The commentary says, “This monastic asks Guishan to expound the dharma. Guishan says, ‘I have already exhausted myself for you.’ What is his meaning?” The only information we’re offered in this koan is that Guishan was sitting on his teaching seat when the monastic asked him to expound the dharma. How are we to get a sense of what he did or how he exhausted himself for the assembly? The next line elaborates: “If you wish to understand Guishan, you must first realize that expounding the dharma is not necessarily limited to expression in words, nor does wordlessness imply lack of expression.” If that’s so, then how is the dharma expounded?
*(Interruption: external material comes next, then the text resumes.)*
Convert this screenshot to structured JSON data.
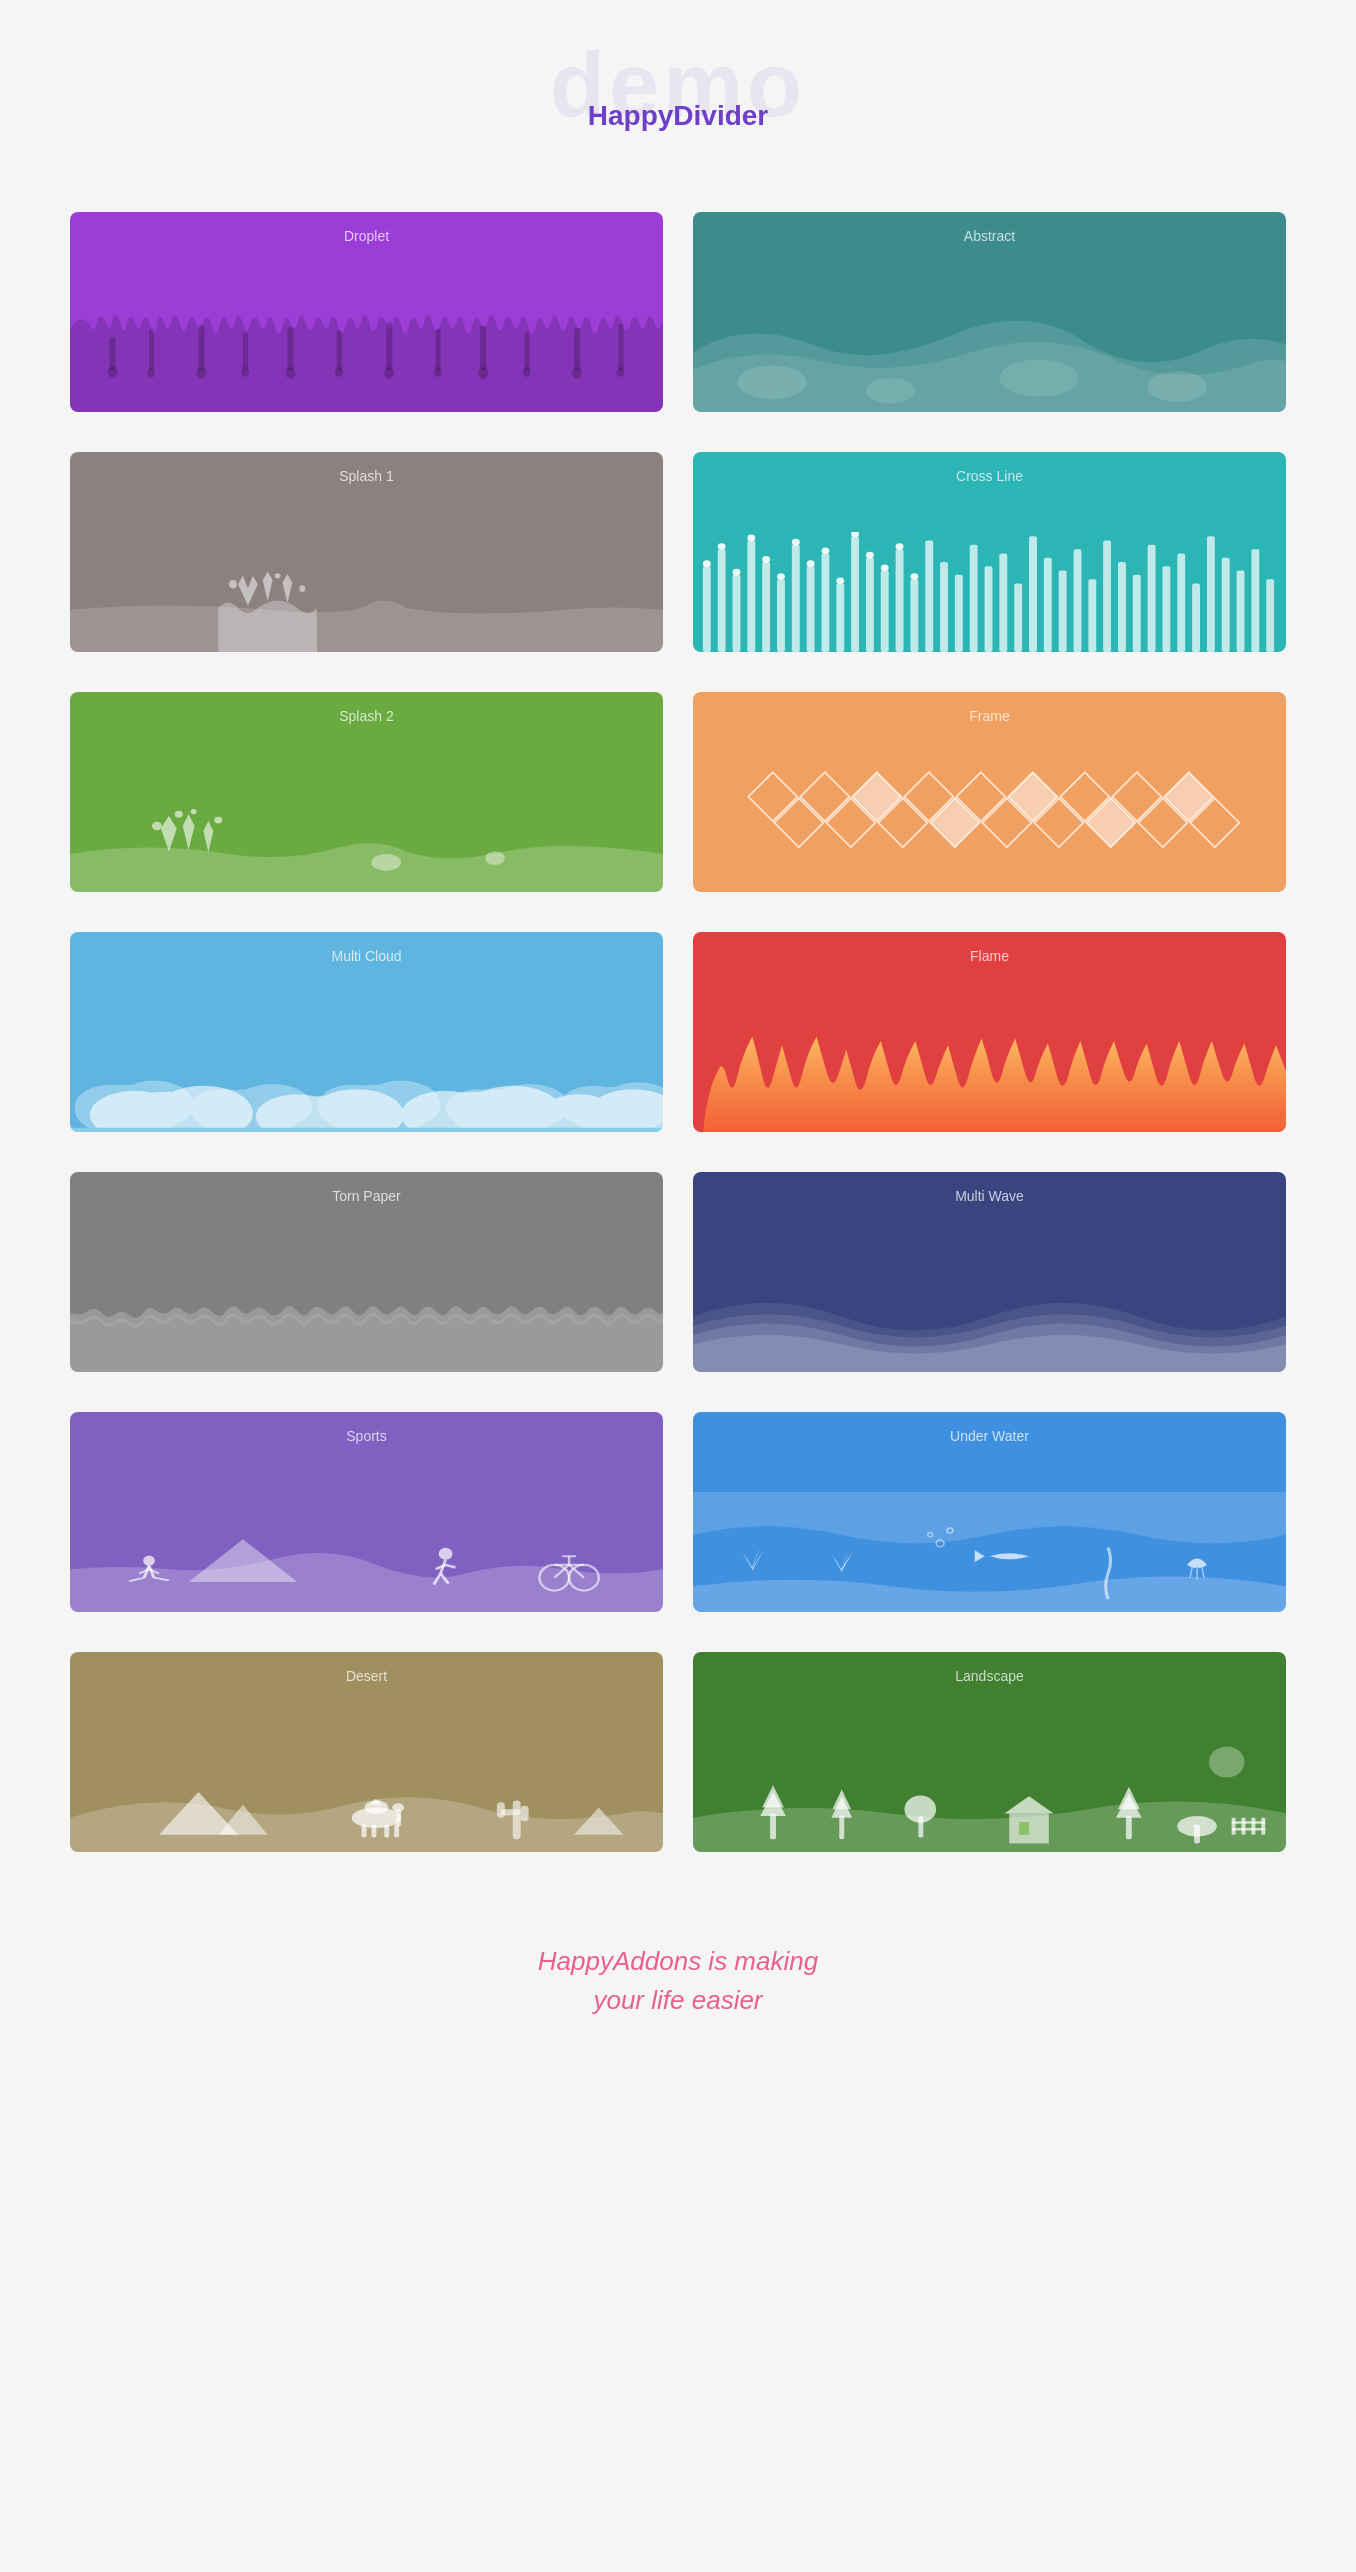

It’s said that the Buddha taught for forty-seven years and never uttered a single word, so what was his dharma? What was his teaching? What about the endless sutras that have been handed down?
There are other cases in Master Dogen’s 300 Koan Shobogenzo that are similar to this one. In one of them, Priest Longtan was making rice cakes for a living. One day he met Master Daowu. Daowu bowed to him, and said, “Be my attendant, and I will teach you the essential dharma gate.” So Longtan agreed and left his household. A year passed. Longtan inquired, “When I arrived you said you would teach me the essential dharma gate. I haven’t received any of your instructions as yet.” Daowu explained, “When you greet me, I join my palms together in gassho. When I sit, you stand beside me. When you bring me tea, I receive it from you.” Longtan was silent for a while, and Daowu added, “When you see it, you just see it. When you think about it, you miss it.” At that, Longtan realized it.